A second drawback to rendering all possible views to a single texture concerns using a possible alternative method to impostors, point sprites. All eight views of all four trees rendered to a single texture means that each impostor must apply some sort of texture transform (see figure 4). Point sprites do not support texture transforms as of DirectX* 8.0, therefore enabling point sprites would mean rendering each view of each tree to a single texture. That particular path was avoided for reasons discussed earlier, thus we must rule out point sprites even though they have the advantage of only storing a z-position.
Figure 4: Impostor Texture Transform (selecting texture coordinates)
MIP-mapped textures become substantially more difficult as well because we would have to maintain a buffer around each tree's view in order to keep the different views from bleeding together.
With a texturing scheme is in place, it is time to move on to another important aspect to consider when rendering hundreds (potentially thousands) of small objects with Direct3D*: smart use of vertex buffers. Since all the impostors are essentially quads with specific texture coordinates based on each tree's rotation, it is possible to use:
- a single 32-vertex VB for all the impostors, or
- a 4-vertex VB per impostor

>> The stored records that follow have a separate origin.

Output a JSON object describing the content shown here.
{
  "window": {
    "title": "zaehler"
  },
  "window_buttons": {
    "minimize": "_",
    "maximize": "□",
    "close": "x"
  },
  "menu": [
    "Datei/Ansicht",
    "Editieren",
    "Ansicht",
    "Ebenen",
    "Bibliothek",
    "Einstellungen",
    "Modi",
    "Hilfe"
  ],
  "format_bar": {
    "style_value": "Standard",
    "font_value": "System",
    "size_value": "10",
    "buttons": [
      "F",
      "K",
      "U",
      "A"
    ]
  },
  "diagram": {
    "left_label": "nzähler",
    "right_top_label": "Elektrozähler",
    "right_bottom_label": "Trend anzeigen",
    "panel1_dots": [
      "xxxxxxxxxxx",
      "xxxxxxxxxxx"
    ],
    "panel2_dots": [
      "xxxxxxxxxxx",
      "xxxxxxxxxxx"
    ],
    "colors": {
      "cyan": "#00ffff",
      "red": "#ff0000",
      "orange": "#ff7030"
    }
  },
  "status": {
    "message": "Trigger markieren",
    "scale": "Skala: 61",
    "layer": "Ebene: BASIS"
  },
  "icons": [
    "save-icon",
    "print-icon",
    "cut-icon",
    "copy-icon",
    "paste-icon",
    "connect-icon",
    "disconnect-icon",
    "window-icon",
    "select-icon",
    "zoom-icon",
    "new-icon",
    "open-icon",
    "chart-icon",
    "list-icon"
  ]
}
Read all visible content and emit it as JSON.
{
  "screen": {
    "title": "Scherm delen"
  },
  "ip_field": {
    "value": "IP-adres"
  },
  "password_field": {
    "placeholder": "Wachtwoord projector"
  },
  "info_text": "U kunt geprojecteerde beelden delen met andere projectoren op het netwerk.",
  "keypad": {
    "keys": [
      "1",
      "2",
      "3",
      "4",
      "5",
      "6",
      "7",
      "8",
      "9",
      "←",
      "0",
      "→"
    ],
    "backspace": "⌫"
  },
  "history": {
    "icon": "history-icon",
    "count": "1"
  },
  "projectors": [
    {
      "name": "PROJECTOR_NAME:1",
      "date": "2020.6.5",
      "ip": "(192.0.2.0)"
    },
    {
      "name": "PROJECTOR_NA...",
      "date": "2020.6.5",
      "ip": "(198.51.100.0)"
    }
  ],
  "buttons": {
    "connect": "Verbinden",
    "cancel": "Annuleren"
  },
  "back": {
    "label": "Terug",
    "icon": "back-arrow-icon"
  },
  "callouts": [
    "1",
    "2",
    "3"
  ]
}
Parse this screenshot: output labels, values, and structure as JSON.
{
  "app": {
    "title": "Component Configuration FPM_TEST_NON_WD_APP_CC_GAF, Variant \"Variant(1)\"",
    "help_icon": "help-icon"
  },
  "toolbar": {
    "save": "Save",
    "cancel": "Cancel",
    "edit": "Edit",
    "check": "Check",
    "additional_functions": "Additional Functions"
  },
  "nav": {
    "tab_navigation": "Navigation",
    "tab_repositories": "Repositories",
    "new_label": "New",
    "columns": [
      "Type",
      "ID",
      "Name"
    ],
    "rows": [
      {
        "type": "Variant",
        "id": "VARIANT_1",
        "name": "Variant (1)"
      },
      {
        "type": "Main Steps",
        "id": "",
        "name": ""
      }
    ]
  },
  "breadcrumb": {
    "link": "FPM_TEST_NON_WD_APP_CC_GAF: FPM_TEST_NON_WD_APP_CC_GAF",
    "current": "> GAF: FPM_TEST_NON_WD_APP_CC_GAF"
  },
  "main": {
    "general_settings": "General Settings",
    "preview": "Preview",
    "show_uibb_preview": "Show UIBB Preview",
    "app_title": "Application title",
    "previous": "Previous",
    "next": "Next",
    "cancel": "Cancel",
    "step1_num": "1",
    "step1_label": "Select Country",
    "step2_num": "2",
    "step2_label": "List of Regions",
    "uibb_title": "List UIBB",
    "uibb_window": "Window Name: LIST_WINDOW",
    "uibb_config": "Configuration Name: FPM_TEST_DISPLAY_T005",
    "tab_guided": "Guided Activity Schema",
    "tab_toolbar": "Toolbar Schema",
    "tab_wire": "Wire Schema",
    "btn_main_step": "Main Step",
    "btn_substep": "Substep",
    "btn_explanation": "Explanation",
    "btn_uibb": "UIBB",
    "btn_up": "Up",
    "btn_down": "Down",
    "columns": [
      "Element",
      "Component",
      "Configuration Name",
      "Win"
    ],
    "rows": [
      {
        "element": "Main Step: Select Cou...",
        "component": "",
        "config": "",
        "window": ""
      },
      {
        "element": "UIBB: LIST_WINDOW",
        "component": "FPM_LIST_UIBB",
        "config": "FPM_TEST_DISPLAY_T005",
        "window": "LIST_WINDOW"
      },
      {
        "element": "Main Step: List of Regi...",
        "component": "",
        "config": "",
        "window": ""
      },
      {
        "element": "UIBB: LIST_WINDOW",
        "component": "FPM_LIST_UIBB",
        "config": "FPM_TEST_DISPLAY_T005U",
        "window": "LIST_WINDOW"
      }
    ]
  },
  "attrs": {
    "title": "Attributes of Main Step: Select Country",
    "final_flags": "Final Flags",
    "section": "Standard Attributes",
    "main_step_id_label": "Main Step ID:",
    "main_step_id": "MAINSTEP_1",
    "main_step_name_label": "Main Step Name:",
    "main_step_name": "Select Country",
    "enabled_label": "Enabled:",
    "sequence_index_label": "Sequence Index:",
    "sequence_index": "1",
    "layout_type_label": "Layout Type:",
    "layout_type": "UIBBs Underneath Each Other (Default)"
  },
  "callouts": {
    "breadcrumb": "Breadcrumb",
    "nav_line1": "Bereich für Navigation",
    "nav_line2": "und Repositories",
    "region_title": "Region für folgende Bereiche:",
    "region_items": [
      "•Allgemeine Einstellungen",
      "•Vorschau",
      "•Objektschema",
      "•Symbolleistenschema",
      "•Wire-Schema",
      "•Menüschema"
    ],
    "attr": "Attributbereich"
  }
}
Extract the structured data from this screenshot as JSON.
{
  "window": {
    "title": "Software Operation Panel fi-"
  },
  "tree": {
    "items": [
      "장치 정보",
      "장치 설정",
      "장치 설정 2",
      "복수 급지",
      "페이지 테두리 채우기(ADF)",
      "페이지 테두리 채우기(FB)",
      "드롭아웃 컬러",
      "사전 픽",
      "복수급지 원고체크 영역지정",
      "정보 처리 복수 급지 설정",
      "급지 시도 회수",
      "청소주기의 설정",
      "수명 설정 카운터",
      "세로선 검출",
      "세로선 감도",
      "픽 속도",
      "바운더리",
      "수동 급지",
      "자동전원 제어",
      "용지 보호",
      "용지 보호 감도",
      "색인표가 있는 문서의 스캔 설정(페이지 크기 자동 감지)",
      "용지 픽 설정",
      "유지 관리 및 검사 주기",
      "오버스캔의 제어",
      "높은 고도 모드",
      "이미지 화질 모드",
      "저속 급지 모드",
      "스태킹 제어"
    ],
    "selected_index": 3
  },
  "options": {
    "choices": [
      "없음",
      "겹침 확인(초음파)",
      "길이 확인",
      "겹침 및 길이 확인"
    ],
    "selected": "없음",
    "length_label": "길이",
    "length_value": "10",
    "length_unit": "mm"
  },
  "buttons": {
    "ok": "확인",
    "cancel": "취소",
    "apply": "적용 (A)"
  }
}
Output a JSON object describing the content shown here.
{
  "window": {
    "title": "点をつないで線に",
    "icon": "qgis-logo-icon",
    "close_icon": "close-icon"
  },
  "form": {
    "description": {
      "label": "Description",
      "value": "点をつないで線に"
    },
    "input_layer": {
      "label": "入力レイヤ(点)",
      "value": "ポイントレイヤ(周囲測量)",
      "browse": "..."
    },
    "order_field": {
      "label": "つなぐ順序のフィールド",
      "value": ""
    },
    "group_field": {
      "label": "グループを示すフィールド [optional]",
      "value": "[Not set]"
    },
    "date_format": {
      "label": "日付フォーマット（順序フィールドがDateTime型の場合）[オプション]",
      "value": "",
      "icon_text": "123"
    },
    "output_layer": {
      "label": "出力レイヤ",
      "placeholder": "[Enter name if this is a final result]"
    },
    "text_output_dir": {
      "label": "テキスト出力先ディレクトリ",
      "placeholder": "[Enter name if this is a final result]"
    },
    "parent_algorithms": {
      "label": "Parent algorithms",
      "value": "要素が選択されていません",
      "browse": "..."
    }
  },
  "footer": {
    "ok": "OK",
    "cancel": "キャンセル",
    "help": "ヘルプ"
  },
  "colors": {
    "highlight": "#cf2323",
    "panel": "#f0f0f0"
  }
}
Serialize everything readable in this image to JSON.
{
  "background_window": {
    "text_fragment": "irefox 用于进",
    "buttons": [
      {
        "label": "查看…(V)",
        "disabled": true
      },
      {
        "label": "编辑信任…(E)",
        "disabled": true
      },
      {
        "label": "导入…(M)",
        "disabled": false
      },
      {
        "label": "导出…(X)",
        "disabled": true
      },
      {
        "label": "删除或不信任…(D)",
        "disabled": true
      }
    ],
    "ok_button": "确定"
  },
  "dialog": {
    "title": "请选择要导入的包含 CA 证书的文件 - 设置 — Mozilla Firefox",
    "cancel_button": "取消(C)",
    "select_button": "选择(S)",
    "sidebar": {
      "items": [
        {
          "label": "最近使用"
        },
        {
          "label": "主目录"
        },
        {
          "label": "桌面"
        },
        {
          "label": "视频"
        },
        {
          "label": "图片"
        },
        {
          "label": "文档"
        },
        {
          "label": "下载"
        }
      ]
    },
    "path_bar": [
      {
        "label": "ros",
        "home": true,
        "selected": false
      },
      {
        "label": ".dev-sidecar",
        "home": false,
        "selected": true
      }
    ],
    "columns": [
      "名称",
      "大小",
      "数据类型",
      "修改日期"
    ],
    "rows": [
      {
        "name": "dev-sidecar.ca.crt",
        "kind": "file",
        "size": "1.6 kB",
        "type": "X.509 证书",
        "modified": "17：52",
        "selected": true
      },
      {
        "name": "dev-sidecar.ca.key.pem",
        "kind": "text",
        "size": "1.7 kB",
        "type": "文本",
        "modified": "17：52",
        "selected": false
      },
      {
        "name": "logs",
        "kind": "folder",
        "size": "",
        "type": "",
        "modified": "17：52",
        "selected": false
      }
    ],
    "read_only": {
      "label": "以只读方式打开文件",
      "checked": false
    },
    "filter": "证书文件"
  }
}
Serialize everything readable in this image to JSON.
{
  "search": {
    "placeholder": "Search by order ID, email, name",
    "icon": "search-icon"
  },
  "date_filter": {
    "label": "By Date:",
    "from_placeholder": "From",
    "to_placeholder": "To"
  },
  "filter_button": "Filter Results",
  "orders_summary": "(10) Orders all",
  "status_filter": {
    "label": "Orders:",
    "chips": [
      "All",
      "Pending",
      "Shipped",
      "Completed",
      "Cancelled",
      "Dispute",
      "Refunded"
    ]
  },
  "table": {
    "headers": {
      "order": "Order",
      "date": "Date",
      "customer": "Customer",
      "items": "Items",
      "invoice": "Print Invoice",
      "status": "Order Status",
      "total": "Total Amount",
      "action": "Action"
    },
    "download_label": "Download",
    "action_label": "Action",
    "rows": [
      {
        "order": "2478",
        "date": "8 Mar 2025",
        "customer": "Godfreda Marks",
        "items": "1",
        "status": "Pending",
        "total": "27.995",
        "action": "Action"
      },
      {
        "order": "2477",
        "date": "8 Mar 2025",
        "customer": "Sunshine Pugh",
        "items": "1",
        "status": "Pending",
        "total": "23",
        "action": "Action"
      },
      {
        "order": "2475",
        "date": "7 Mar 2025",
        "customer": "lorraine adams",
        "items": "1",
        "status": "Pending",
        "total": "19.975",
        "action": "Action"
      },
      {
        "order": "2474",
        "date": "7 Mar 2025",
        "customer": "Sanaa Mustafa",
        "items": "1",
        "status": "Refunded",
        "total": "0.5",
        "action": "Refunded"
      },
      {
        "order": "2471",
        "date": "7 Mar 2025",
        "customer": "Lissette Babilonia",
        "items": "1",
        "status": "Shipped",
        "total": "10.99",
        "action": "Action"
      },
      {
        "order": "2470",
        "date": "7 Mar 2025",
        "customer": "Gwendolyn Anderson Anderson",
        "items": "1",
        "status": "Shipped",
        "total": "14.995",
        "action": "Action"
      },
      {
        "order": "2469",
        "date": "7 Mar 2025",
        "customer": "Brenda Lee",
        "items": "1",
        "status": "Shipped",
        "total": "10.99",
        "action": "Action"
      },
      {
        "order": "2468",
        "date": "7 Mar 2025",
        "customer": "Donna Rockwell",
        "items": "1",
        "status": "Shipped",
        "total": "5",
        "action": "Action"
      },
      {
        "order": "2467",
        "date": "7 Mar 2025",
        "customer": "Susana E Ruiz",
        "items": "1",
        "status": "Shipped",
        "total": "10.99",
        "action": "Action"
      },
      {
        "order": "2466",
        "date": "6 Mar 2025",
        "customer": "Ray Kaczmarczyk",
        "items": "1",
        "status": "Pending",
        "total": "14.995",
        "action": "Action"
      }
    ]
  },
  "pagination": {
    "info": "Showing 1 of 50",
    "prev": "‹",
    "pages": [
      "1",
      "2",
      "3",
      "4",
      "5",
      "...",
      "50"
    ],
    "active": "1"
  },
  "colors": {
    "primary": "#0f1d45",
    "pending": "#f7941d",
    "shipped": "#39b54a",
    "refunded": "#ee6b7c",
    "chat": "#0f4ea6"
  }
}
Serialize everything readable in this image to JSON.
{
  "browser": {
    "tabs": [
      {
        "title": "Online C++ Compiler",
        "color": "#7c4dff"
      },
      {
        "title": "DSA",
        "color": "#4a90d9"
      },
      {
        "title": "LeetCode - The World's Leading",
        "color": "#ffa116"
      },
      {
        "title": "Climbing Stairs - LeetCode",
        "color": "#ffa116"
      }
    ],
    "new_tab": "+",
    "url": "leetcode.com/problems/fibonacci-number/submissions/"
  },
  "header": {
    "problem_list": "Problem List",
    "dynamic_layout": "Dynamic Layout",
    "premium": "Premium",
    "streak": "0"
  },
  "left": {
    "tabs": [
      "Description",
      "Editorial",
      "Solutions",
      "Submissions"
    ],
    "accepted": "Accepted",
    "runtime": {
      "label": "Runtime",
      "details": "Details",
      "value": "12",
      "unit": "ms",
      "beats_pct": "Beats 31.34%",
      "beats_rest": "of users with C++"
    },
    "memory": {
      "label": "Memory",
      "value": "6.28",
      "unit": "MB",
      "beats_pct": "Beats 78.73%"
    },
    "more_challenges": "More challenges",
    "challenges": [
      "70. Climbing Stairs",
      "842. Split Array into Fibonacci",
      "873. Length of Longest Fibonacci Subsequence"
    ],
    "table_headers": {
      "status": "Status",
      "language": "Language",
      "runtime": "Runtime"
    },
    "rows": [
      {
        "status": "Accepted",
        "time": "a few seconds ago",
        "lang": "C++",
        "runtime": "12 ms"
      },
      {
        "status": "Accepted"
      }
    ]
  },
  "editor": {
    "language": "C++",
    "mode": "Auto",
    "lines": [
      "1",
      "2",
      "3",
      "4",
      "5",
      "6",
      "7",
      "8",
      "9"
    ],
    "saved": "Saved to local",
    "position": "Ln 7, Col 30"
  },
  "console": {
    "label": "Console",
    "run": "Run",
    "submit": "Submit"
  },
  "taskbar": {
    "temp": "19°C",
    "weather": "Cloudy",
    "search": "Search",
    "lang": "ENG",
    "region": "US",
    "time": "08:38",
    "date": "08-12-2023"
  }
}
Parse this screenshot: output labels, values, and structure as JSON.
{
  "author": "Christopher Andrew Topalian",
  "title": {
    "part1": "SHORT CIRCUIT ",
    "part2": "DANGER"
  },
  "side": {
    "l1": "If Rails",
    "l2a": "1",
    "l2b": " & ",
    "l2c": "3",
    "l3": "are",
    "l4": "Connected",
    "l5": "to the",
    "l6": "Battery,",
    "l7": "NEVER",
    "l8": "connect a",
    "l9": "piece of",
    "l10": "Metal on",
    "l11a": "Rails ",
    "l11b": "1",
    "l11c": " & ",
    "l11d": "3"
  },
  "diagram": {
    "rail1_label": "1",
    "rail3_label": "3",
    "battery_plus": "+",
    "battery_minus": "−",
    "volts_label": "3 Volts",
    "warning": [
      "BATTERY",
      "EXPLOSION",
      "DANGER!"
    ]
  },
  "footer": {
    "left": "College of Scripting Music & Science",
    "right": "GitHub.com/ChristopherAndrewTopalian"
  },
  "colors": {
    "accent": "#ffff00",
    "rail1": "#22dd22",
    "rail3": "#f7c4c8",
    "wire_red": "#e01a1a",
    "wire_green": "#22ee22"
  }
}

Doing either requires selecting the appropriate texture coordinates per impostor on the fly, but that will be true in any case using a single texture representing multiple views. The performance hit comes with the hundreds of calls to DrawIndexedPrimitive(), with each call only rendering 4 vertices.
A better approach is to do the transformations for all the impostors in software, and stuff all the transformed vertices into a single, large vertex buffer. The example project uses a vertex buffer large enough to accommodate 1000 tree impostors (4000 vertices), though it could potentially support up to ~16,000 tree impostors (~64,000 vertices). The example only supports 1000 tree imposters in a VB because anything over 4000 vertices had negligible performance gains. Although it may seem like a lot of work to use a single texture, do the impostor transforms (scale, rotate, position, calculate texture coordinates) in software, and use a single, large vertex buffer, the final result is really quite pleasing both visually and with respect to performance. Performance, as measured by the frame-rate, boosts from a slow 3 fps to an awesome 90 fps, a 1000% increase!
Scene rendered with no impostors
Similar scene rendered with impostors
As the numbers demonstrate, the fast rendering of easy impostors is a great tool to have in a developer's toolbox. Combining techniques like render-to-texture with procedural content alleviates the need for additional artwork, and saves in content development time. A careful thought process concerning visibility culling, texturing, and API usage will increase the overall rendering speed of your pipeline, and ultimately improve the overall visual quality. Hopefully the ideas presented here will prove useful the next time you are faced with the difficult problem of rendering reality.